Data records
▼▼▼

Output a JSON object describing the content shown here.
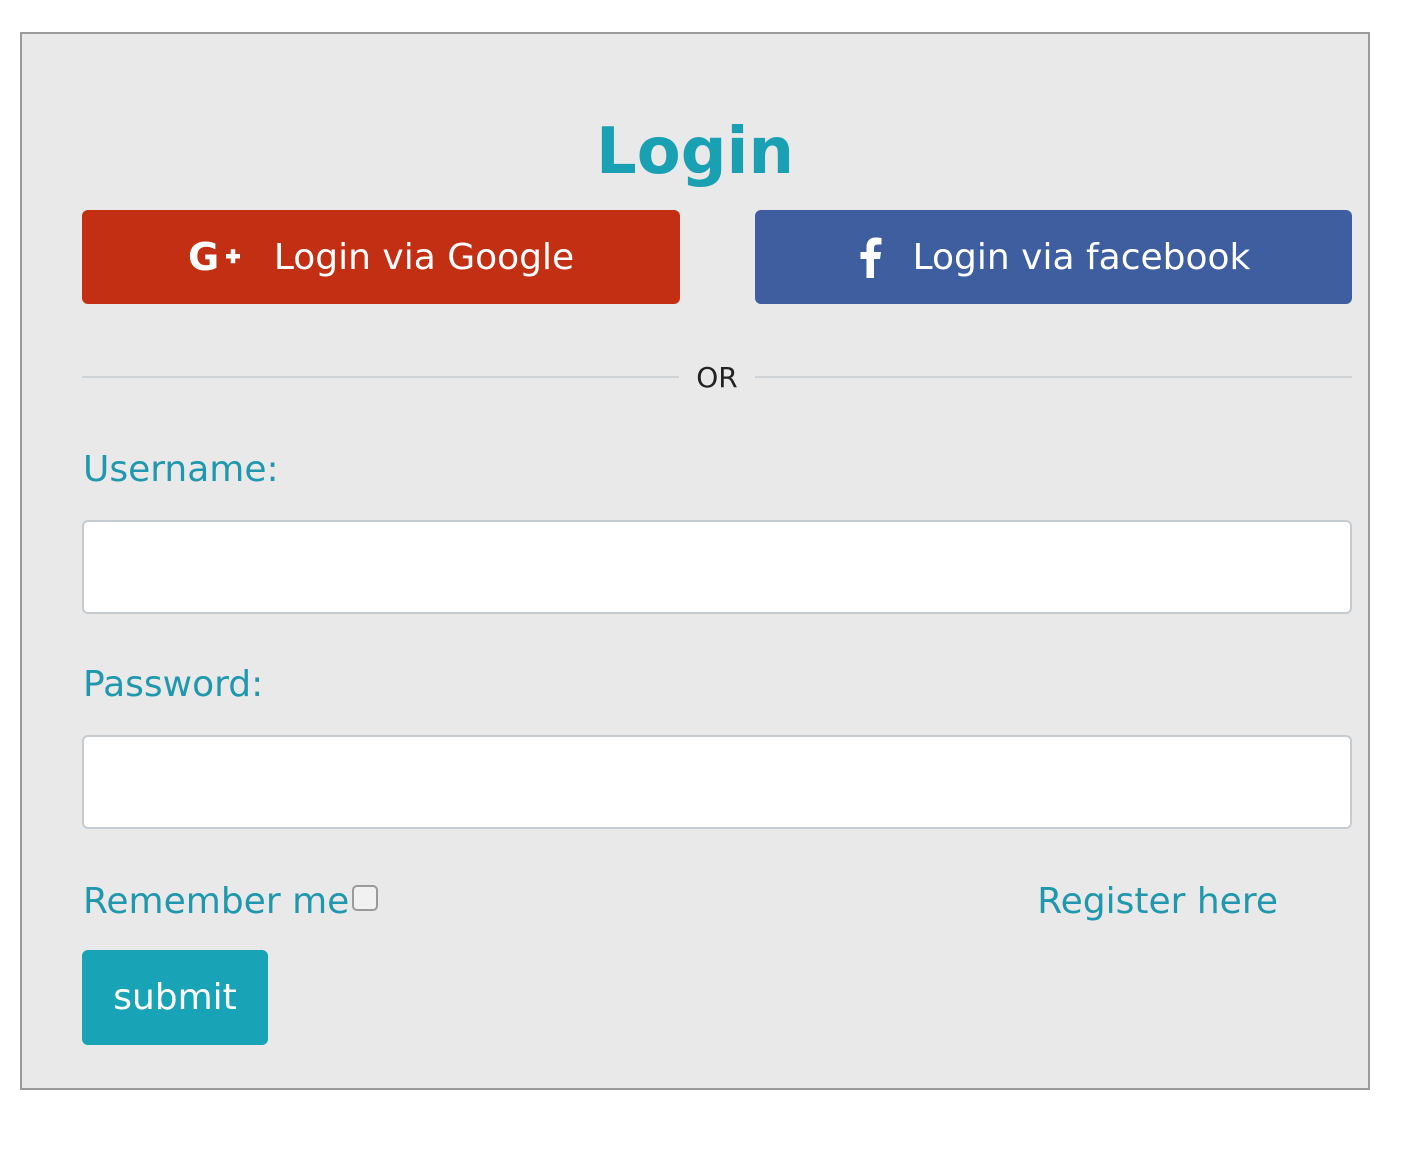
{
  "form": {
    "title": "Login",
    "social": {
      "google": {
        "label": "Login via Google",
        "icon": "google-plus-icon",
        "color": "#c22f13"
      },
      "facebook": {
        "label": "Login via facebook",
        "icon": "facebook-icon",
        "color": "#3f5e9f"
      }
    },
    "divider_text": "OR",
    "username": {
      "label": "Username:",
      "value": "",
      "placeholder": ""
    },
    "password": {
      "label": "Password:",
      "value": "",
      "placeholder": ""
    },
    "remember_me": {
      "label": "Remember me",
      "checked": false
    },
    "register_link": "Register here",
    "submit_label": "submit"
  },
  "colors": {
    "accent": "#1aa0b3",
    "background": "#e9e9ea",
    "border": "#9b9b9b"
  }
}
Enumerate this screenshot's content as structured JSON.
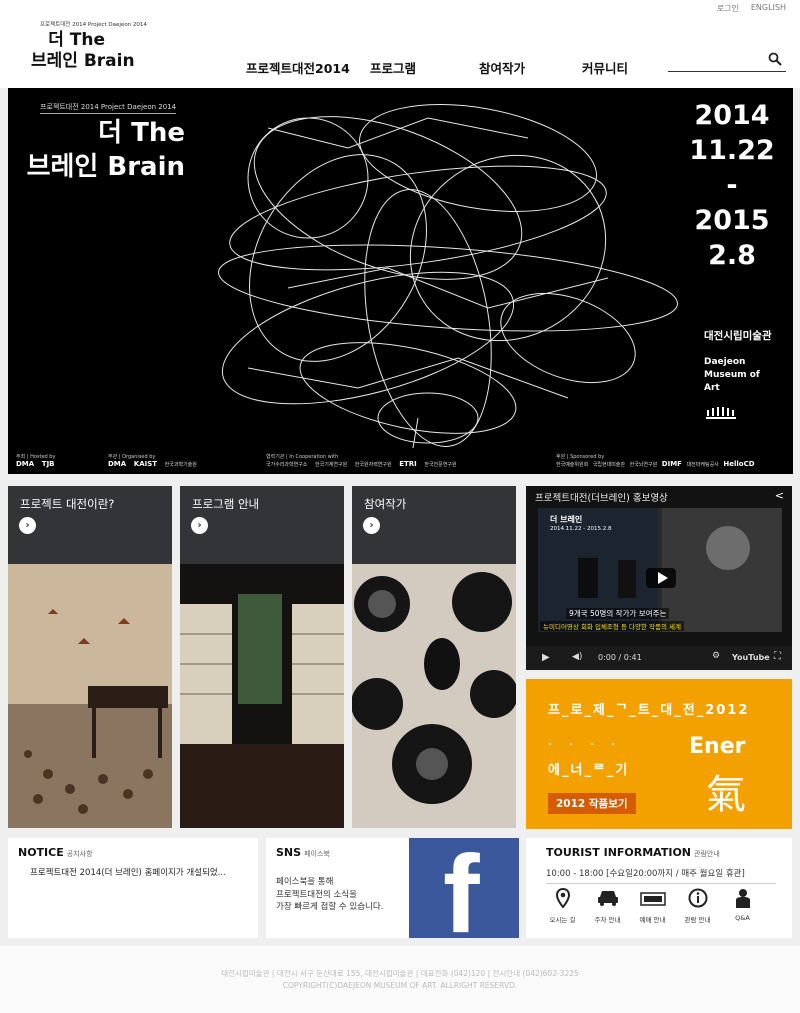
{
  "util": {
    "login": "로그인",
    "english": "ENGLISH"
  },
  "logo": {
    "small": "프로젝트대전 2014   Project Daejeon 2014",
    "title_line1": "더 The",
    "title_line2": "브레인 Brain"
  },
  "nav": [
    "프로젝트대전2014",
    "프로그램",
    "참여작가",
    "커뮤니티"
  ],
  "search": {
    "placeholder": ""
  },
  "hero": {
    "small": "프로젝트대전 2014   Project Daejeon 2014",
    "title_line1": "더 The",
    "title_line2": "브레인 Brain",
    "date_start_year": "2014",
    "date_start_md": "11.22",
    "date_dash": "-",
    "date_end_year": "2015",
    "date_end_md": "2.8",
    "venue_ko": "대전시립미술관",
    "venue_en": [
      "Daejeon",
      "Museum of",
      "Art"
    ],
    "hosted_label": "주최 | Hosted by",
    "organised_label": "주관 | Organised by",
    "cooperation_label": "협력기관 | In Cooperation with",
    "sponsor_label": "후원 | Sponsored by",
    "hosted_logos": [
      "DMA",
      "TJB"
    ],
    "organised_logos": [
      "DMA",
      "KAIST",
      "한국과학기술원"
    ],
    "coop_logos": [
      "국가수리과학연구소",
      "한국기계연구원",
      "한국원자력연구원",
      "ETRI",
      "한국천문연구원"
    ],
    "sponsor_logos": [
      "한국예술위원회",
      "국립현대미술관",
      "한국뇌연구원",
      "DIMF",
      "대전마케팅공사",
      "HelloCD"
    ]
  },
  "cards": [
    {
      "label": "프로젝트 대전이란?"
    },
    {
      "label": "프로그램 안내"
    },
    {
      "label": "참여작가"
    }
  ],
  "video": {
    "title": "프로젝트대전(더브레인) 홍보영상",
    "time": "0:00 / 0:41",
    "brand": "YouTube",
    "caption1": "9개국 50명의 작가가 보여주는",
    "caption2": "뉴미디어영상 회화 입체조형 등 다양한 작품의 세계",
    "screen_title": "더 브레인",
    "screen_date": "2014.11.22 - 2015.2.8"
  },
  "orange": {
    "line1": "프_로_제_ᄀ_트_대_전_2012",
    "line2": "· · · ·",
    "line3": "에_너_ᄅ_기",
    "ener": "Ener",
    "chi": "氣",
    "button": "2012 작품보기"
  },
  "notice": {
    "title": "NOTICE",
    "sub": "공지사항",
    "item": "프로젝트대전 2014(더 브레인) 홈페이지가 개설되었..."
  },
  "sns": {
    "title": "SNS",
    "sub": "페이스북",
    "text": [
      "페이스북을 통해",
      "프로젝트대전의 소식을",
      "가장 빠르게 접할 수 있습니다."
    ],
    "fb": "f"
  },
  "tourist": {
    "title": "TOURIST INFORMATION",
    "sub": "관람안내",
    "hours": "10:00 - 18:00 [수요일20:00까지 / 매주 월요일 휴관]",
    "icons": [
      {
        "icon": "location-pin-icon",
        "label": "오시는 길"
      },
      {
        "icon": "car-icon",
        "label": "주차 안내"
      },
      {
        "icon": "ticket-icon",
        "label": "예매 안내"
      },
      {
        "icon": "info-icon",
        "label": "관람 안내"
      },
      {
        "icon": "person-icon",
        "label": "Q&A"
      }
    ]
  },
  "footer": {
    "line1": "대전시립미술관 | 대전시 서구 둔산대로 155, 대전시립미술관 | 대표전화 (042)120 | 전시안내 (042)602-3225",
    "line2": "COPYRIGHT(C)DAEJEON MUSEUM OF ART. ALLRIGHT RESERVD."
  }
}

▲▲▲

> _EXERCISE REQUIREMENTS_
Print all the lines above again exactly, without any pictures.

> _THE ANSWER_
Output a JSON object describing the content shown here.
{
  "form": {
    "title": "Login",
    "social": {
      "google": {
        "label": "Login via Google",
        "icon": "google-plus-icon",
        "color": "#c22f13"
      },
      "facebook": {
        "label": "Login via facebook",
        "icon": "facebook-icon",
        "color": "#3f5e9f"
      }
    },
    "divider_text": "OR",
    "username": {
      "label": "Username:",
      "value": "",
      "placeholder": ""
    },
    "password": {
      "label": "Password:",
      "value": "",
      "placeholder": ""
    },
    "remember_me": {
      "label": "Remember me",
      "checked": false
    },
    "register_link": "Register here",
    "submit_label": "submit"
  },
  "colors": {
    "accent": "#1aa0b3",
    "background": "#e9e9ea",
    "border": "#9b9b9b"
  }
}
Enumerate this screenshot's content as structured JSON.
{
  "util": {
    "login": "로그인",
    "english": "ENGLISH"
  },
  "logo": {
    "small": "프로젝트대전 2014   Project Daejeon 2014",
    "title_line1": "더 The",
    "title_line2": "브레인 Brain"
  },
  "nav": [
    "프로젝트대전2014",
    "프로그램",
    "참여작가",
    "커뮤니티"
  ],
  "search": {
    "placeholder": ""
  },
  "hero": {
    "small": "프로젝트대전 2014   Project Daejeon 2014",
    "title_line1": "더 The",
    "title_line2": "브레인 Brain",
    "date_start_year": "2014",
    "date_start_md": "11.22",
    "date_dash": "-",
    "date_end_year": "2015",
    "date_end_md": "2.8",
    "venue_ko": "대전시립미술관",
    "venue_en": [
      "Daejeon",
      "Museum of",
      "Art"
    ],
    "hosted_label": "주최 | Hosted by",
    "organised_label": "주관 | Organised by",
    "cooperation_label": "협력기관 | In Cooperation with",
    "sponsor_label": "후원 | Sponsored by",
    "hosted_logos": [
      "DMA",
      "TJB"
    ],
    "organised_logos": [
      "DMA",
      "KAIST",
      "한국과학기술원"
    ],
    "coop_logos": [
      "국가수리과학연구소",
      "한국기계연구원",
      "한국원자력연구원",
      "ETRI",
      "한국천문연구원"
    ],
    "sponsor_logos": [
      "한국예술위원회",
      "국립현대미술관",
      "한국뇌연구원",
      "DIMF",
      "대전마케팅공사",
      "HelloCD"
    ]
  },
  "cards": [
    {
      "label": "프로젝트 대전이란?"
    },
    {
      "label": "프로그램 안내"
    },
    {
      "label": "참여작가"
    }
  ],
  "video": {
    "title": "프로젝트대전(더브레인) 홍보영상",
    "time": "0:00 / 0:41",
    "brand": "YouTube",
    "caption1": "9개국 50명의 작가가 보여주는",
    "caption2": "뉴미디어영상 회화 입체조형 등 다양한 작품의 세계",
    "screen_title": "더 브레인",
    "screen_date": "2014.11.22 - 2015.2.8"
  },
  "orange": {
    "line1": "프_로_제_ᄀ_트_대_전_2012",
    "line2": "· · · ·",
    "line3": "에_너_ᄅ_기",
    "ener": "Ener",
    "chi": "氣",
    "button": "2012 작품보기"
  },
  "notice": {
    "title": "NOTICE",
    "sub": "공지사항",
    "item": "프로젝트대전 2014(더 브레인) 홈페이지가 개설되었..."
  },
  "sns": {
    "title": "SNS",
    "sub": "페이스북",
    "text": [
      "페이스북을 통해",
      "프로젝트대전의 소식을",
      "가장 빠르게 접할 수 있습니다."
    ],
    "fb": "f"
  },
  "tourist": {
    "title": "TOURIST INFORMATION",
    "sub": "관람안내",
    "hours": "10:00 - 18:00 [수요일20:00까지 / 매주 월요일 휴관]",
    "icons": [
      {
        "icon": "location-pin-icon",
        "label": "오시는 길"
      },
      {
        "icon": "car-icon",
        "label": "주차 안내"
      },
      {
        "icon": "ticket-icon",
        "label": "예매 안내"
      },
      {
        "icon": "info-icon",
        "label": "관람 안내"
      },
      {
        "icon": "person-icon",
        "label": "Q&A"
      }
    ]
  },
  "footer": {
    "line1": "대전시립미술관 | 대전시 서구 둔산대로 155, 대전시립미술관 | 대표전화 (042)120 | 전시안내 (042)602-3225",
    "line2": "COPYRIGHT(C)DAEJEON MUSEUM OF ART. ALLRIGHT RESERVD."
  }
}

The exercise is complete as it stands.